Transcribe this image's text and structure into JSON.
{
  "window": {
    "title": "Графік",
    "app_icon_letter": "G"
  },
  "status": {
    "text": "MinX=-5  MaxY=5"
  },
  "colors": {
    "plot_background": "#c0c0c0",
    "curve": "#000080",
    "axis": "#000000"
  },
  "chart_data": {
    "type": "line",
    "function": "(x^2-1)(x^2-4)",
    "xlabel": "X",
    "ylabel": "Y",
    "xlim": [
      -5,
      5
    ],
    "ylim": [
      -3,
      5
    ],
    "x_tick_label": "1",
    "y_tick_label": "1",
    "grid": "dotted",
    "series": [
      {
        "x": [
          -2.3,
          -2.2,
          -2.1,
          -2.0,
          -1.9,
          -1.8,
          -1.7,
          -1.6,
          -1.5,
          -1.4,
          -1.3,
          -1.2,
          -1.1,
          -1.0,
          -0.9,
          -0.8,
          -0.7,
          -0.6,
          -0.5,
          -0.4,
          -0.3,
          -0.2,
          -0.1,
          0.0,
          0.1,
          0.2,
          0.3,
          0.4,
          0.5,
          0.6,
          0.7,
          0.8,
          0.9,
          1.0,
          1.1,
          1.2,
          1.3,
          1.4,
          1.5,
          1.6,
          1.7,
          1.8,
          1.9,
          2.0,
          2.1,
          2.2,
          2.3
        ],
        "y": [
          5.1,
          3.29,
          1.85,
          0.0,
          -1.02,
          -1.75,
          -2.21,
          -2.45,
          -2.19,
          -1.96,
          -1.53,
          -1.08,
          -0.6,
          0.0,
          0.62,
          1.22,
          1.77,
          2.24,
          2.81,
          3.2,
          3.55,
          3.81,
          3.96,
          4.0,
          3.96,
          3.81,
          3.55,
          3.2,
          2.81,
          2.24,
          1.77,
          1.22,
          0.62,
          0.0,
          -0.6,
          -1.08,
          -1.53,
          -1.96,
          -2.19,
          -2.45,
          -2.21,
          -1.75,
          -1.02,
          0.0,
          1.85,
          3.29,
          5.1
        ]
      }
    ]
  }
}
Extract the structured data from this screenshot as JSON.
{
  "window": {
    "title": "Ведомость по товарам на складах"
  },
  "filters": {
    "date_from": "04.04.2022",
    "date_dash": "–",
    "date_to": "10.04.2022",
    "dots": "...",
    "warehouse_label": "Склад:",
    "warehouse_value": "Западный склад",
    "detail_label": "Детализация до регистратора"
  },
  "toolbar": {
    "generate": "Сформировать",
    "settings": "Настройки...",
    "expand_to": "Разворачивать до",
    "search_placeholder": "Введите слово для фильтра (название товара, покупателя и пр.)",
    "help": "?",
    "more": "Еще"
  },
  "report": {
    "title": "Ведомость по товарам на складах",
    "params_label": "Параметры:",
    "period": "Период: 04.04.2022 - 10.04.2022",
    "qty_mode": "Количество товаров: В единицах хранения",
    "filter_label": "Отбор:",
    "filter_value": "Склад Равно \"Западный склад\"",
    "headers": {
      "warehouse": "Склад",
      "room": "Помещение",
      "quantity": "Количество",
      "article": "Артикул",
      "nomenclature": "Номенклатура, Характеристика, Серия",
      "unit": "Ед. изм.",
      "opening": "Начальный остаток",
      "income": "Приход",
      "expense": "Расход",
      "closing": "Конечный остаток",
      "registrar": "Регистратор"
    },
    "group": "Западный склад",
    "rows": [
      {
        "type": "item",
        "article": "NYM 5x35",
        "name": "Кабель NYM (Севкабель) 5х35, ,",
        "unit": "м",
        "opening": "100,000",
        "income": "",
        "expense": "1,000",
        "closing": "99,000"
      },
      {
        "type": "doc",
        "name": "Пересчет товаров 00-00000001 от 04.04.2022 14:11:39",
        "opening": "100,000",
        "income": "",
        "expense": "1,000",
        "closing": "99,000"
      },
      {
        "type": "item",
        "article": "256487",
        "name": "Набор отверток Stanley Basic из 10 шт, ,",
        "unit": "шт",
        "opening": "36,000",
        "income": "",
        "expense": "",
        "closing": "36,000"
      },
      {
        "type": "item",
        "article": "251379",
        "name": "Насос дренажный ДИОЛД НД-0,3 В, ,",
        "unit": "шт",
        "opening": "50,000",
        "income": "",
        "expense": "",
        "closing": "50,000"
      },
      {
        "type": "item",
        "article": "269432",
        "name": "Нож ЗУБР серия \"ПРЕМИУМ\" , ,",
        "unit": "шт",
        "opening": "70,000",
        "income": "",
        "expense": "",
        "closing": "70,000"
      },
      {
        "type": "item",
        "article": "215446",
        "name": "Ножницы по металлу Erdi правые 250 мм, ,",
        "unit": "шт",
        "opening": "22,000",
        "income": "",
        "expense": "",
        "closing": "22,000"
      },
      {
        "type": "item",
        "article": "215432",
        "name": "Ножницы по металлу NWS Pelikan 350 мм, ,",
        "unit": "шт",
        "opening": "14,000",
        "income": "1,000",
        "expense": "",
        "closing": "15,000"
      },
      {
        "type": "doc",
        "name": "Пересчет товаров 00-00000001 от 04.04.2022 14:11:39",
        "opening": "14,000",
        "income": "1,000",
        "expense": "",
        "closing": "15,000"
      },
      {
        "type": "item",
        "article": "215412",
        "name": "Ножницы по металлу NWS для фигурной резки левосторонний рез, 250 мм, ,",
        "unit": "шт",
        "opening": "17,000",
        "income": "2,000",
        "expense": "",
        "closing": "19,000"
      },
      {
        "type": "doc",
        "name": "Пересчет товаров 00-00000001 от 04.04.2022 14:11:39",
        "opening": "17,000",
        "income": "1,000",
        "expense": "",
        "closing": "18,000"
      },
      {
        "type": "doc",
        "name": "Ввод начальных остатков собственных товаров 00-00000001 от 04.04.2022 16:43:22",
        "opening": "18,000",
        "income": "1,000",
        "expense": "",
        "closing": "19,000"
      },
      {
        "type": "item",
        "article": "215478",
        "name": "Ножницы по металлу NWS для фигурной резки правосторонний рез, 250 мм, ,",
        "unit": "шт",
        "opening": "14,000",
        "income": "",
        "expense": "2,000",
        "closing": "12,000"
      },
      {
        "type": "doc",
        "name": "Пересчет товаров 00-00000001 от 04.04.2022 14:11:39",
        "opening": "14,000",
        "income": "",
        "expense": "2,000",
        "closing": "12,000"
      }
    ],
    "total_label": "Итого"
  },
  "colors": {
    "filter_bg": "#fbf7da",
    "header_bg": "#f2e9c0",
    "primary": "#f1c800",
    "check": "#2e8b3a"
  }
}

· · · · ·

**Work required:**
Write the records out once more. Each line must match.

**Exercise solution:**
Transcribe this image's text and structure into JSON.
{
  "window": {
    "title": "Графік",
    "app_icon_letter": "G"
  },
  "status": {
    "text": "MinX=-5  MaxY=5"
  },
  "colors": {
    "plot_background": "#c0c0c0",
    "curve": "#000080",
    "axis": "#000000"
  },
  "chart_data": {
    "type": "line",
    "function": "(x^2-1)(x^2-4)",
    "xlabel": "X",
    "ylabel": "Y",
    "xlim": [
      -5,
      5
    ],
    "ylim": [
      -3,
      5
    ],
    "x_tick_label": "1",
    "y_tick_label": "1",
    "grid": "dotted",
    "series": [
      {
        "x": [
          -2.3,
          -2.2,
          -2.1,
          -2.0,
          -1.9,
          -1.8,
          -1.7,
          -1.6,
          -1.5,
          -1.4,
          -1.3,
          -1.2,
          -1.1,
          -1.0,
          -0.9,
          -0.8,
          -0.7,
          -0.6,
          -0.5,
          -0.4,
          -0.3,
          -0.2,
          -0.1,
          0.0,
          0.1,
          0.2,
          0.3,
          0.4,
          0.5,
          0.6,
          0.7,
          0.8,
          0.9,
          1.0,
          1.1,
          1.2,
          1.3,
          1.4,
          1.5,
          1.6,
          1.7,
          1.8,
          1.9,
          2.0,
          2.1,
          2.2,
          2.3
        ],
        "y": [
          5.1,
          3.29,
          1.85,
          0.0,
          -1.02,
          -1.75,
          -2.21,
          -2.45,
          -2.19,
          -1.96,
          -1.53,
          -1.08,
          -0.6,
          0.0,
          0.62,
          1.22,
          1.77,
          2.24,
          2.81,
          3.2,
          3.55,
          3.81,
          3.96,
          4.0,
          3.96,
          3.81,
          3.55,
          3.2,
          2.81,
          2.24,
          1.77,
          1.22,
          0.62,
          0.0,
          -0.6,
          -1.08,
          -1.53,
          -1.96,
          -2.19,
          -2.45,
          -2.21,
          -1.75,
          -1.02,
          0.0,
          1.85,
          3.29,
          5.1
        ]
      }
    ]
  }
}
Extract the structured data from this screenshot as JSON.
{
  "window": {
    "title": "Ведомость по товарам на складах"
  },
  "filters": {
    "date_from": "04.04.2022",
    "date_dash": "–",
    "date_to": "10.04.2022",
    "dots": "...",
    "warehouse_label": "Склад:",
    "warehouse_value": "Западный склад",
    "detail_label": "Детализация до регистратора"
  },
  "toolbar": {
    "generate": "Сформировать",
    "settings": "Настройки...",
    "expand_to": "Разворачивать до",
    "search_placeholder": "Введите слово для фильтра (название товара, покупателя и пр.)",
    "help": "?",
    "more": "Еще"
  },
  "report": {
    "title": "Ведомость по товарам на складах",
    "params_label": "Параметры:",
    "period": "Период: 04.04.2022 - 10.04.2022",
    "qty_mode": "Количество товаров: В единицах хранения",
    "filter_label": "Отбор:",
    "filter_value": "Склад Равно \"Западный склад\"",
    "headers": {
      "warehouse": "Склад",
      "room": "Помещение",
      "quantity": "Количество",
      "article": "Артикул",
      "nomenclature": "Номенклатура, Характеристика, Серия",
      "unit": "Ед. изм.",
      "opening": "Начальный остаток",
      "income": "Приход",
      "expense": "Расход",
      "closing": "Конечный остаток",
      "registrar": "Регистратор"
    },
    "group": "Западный склад",
    "rows": [
      {
        "type": "item",
        "article": "NYM 5x35",
        "name": "Кабель NYM (Севкабель) 5х35, ,",
        "unit": "м",
        "opening": "100,000",
        "income": "",
        "expense": "1,000",
        "closing": "99,000"
      },
      {
        "type": "doc",
        "name": "Пересчет товаров 00-00000001 от 04.04.2022 14:11:39",
        "opening": "100,000",
        "income": "",
        "expense": "1,000",
        "closing": "99,000"
      },
      {
        "type": "item",
        "article": "256487",
        "name": "Набор отверток Stanley Basic из 10 шт, ,",
        "unit": "шт",
        "opening": "36,000",
        "income": "",
        "expense": "",
        "closing": "36,000"
      },
      {
        "type": "item",
        "article": "251379",
        "name": "Насос дренажный ДИОЛД НД-0,3 В, ,",
        "unit": "шт",
        "opening": "50,000",
        "income": "",
        "expense": "",
        "closing": "50,000"
      },
      {
        "type": "item",
        "article": "269432",
        "name": "Нож ЗУБР серия \"ПРЕМИУМ\" , ,",
        "unit": "шт",
        "opening": "70,000",
        "income": "",
        "expense": "",
        "closing": "70,000"
      },
      {
        "type": "item",
        "article": "215446",
        "name": "Ножницы по металлу Erdi правые 250 мм, ,",
        "unit": "шт",
        "opening": "22,000",
        "income": "",
        "expense": "",
        "closing": "22,000"
      },
      {
        "type": "item",
        "article": "215432",
        "name": "Ножницы по металлу NWS Pelikan 350 мм, ,",
        "unit": "шт",
        "opening": "14,000",
        "income": "1,000",
        "expense": "",
        "closing": "15,000"
      },
      {
        "type": "doc",
        "name": "Пересчет товаров 00-00000001 от 04.04.2022 14:11:39",
        "opening": "14,000",
        "income": "1,000",
        "expense": "",
        "closing": "15,000"
      },
      {
        "type": "item",
        "article": "215412",
        "name": "Ножницы по металлу NWS для фигурной резки левосторонний рез, 250 мм, ,",
        "unit": "шт",
        "opening": "17,000",
        "income": "2,000",
        "expense": "",
        "closing": "19,000"
      },
      {
        "type": "doc",
        "name": "Пересчет товаров 00-00000001 от 04.04.2022 14:11:39",
        "opening": "17,000",
        "income": "1,000",
        "expense": "",
        "closing": "18,000"
      },
      {
        "type": "doc",
        "name": "Ввод начальных остатков собственных товаров 00-00000001 от 04.04.2022 16:43:22",
        "opening": "18,000",
        "income": "1,000",
        "expense": "",
        "closing": "19,000"
      },
      {
        "type": "item",
        "article": "215478",
        "name": "Ножницы по металлу NWS для фигурной резки правосторонний рез, 250 мм, ,",
        "unit": "шт",
        "opening": "14,000",
        "income": "",
        "expense": "2,000",
        "closing": "12,000"
      },
      {
        "type": "doc",
        "name": "Пересчет товаров 00-00000001 от 04.04.2022 14:11:39",
        "opening": "14,000",
        "income": "",
        "expense": "2,000",
        "closing": "12,000"
      }
    ],
    "total_label": "Итого"
  },
  "colors": {
    "filter_bg": "#fbf7da",
    "header_bg": "#f2e9c0",
    "primary": "#f1c800",
    "check": "#2e8b3a"
  }
}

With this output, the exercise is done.